The unidentified witnesses that Coombs wants to call include a military psychiatrist who consistently recommended to Manning’s captors at the brig at Quantico that the prisoner should be removed from restrictive conditions. But his advice was ignored and Manning continued to be subjected to solitary confinement, being stripped naked, held in a bare cell and made to wear a rough smock at night.
Witnesses will testify, the defense motion states, that when the psychiatrists objected to the conditions, they were told by the military chiefs in the brig: “We will do whatever we want to do.”
The defense also wants to call witnesses from Fort Leavenworth in Kansas where Manning was moved in April 2011 following an international outcry about his treatment.
After the move, the soldier was allowed much greater freedom under medium-security arrangements. The defense argues that his successful transfer shows “he was improperly held to begin with”.
The judge presiding over his trial at Fort Meade in Maryland has ordered the US government to hand over several confidential documents relating to the massive leak to the whistleblower website WikiLeaks.
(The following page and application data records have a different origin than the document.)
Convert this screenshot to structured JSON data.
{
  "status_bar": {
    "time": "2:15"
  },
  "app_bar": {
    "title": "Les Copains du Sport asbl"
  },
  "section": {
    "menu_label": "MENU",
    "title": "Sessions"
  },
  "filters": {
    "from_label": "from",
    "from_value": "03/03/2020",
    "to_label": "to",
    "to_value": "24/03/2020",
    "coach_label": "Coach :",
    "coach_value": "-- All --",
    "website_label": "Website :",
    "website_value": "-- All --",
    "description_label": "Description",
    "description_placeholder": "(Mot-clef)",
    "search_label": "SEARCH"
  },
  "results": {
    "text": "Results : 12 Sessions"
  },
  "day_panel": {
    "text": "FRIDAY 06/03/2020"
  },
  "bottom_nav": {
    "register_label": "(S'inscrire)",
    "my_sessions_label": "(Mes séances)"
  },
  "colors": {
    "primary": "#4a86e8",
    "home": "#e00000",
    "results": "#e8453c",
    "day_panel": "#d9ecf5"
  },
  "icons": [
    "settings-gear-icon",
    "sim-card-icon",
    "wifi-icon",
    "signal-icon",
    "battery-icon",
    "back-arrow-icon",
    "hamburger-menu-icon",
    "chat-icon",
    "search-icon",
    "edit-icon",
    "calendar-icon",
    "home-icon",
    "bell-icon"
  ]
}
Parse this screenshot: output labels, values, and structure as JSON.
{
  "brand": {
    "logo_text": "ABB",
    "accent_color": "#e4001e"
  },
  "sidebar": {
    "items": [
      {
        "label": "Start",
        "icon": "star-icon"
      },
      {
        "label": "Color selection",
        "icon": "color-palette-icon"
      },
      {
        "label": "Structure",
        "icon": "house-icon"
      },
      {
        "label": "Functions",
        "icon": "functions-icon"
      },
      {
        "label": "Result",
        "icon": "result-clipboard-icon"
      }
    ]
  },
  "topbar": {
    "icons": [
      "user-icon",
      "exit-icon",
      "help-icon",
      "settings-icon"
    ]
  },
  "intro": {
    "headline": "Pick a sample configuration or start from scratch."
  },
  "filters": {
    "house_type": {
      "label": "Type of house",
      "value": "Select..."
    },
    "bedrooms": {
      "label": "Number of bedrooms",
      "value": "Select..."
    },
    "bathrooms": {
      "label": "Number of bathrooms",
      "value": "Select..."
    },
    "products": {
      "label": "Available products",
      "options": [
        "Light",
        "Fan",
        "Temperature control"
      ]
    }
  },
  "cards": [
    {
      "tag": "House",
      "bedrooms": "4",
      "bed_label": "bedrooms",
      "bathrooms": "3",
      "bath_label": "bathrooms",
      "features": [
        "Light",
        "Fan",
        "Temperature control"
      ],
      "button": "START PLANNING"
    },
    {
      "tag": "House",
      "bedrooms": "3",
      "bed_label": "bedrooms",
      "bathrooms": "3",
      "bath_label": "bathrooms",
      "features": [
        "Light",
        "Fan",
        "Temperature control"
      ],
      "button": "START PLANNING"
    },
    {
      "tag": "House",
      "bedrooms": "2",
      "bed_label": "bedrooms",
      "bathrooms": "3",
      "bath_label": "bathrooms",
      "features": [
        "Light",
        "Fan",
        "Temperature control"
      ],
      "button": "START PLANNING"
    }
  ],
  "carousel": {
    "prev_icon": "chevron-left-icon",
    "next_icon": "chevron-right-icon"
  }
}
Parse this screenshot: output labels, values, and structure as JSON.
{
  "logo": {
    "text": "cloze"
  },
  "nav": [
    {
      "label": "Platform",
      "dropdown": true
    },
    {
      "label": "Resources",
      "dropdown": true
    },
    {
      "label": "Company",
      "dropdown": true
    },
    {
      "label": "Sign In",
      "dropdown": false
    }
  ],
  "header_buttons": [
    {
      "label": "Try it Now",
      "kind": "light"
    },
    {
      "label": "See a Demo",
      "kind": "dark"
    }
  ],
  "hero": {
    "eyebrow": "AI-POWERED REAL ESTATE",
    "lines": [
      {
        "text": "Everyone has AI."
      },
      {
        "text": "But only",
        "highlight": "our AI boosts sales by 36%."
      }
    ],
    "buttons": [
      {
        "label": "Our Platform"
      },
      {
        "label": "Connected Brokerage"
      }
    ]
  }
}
In particular, the Obama administration must now disclose to Manning’s lawyers some of the damage assessments it carried out into the impact of the leak on US interests around the world.
Should those assessments reveal that the US government found that the fallout from WikiLeaks was limited, that could be used by Manning’s defence to argue his innocence against some of the charges he faces, such as aiding the enemy. If the soldier is found guilty, the information might then prove invaluable in reducing any sentence.
As a result of the ruling, Manning’s defence team was handed the main findings of a state department investigation into the impact of WikiLeaks on Tuesday evening.
The whole civil libertarian message only really seems to catch fire among liberals when there’s a Republican in the White House,” says (Chase) Madar. When there’s not a bumbling Texan to inveigh against, all the sudden issues that were morally black and white become complex, and liberal media starts finding nuance where there wasn’t any before.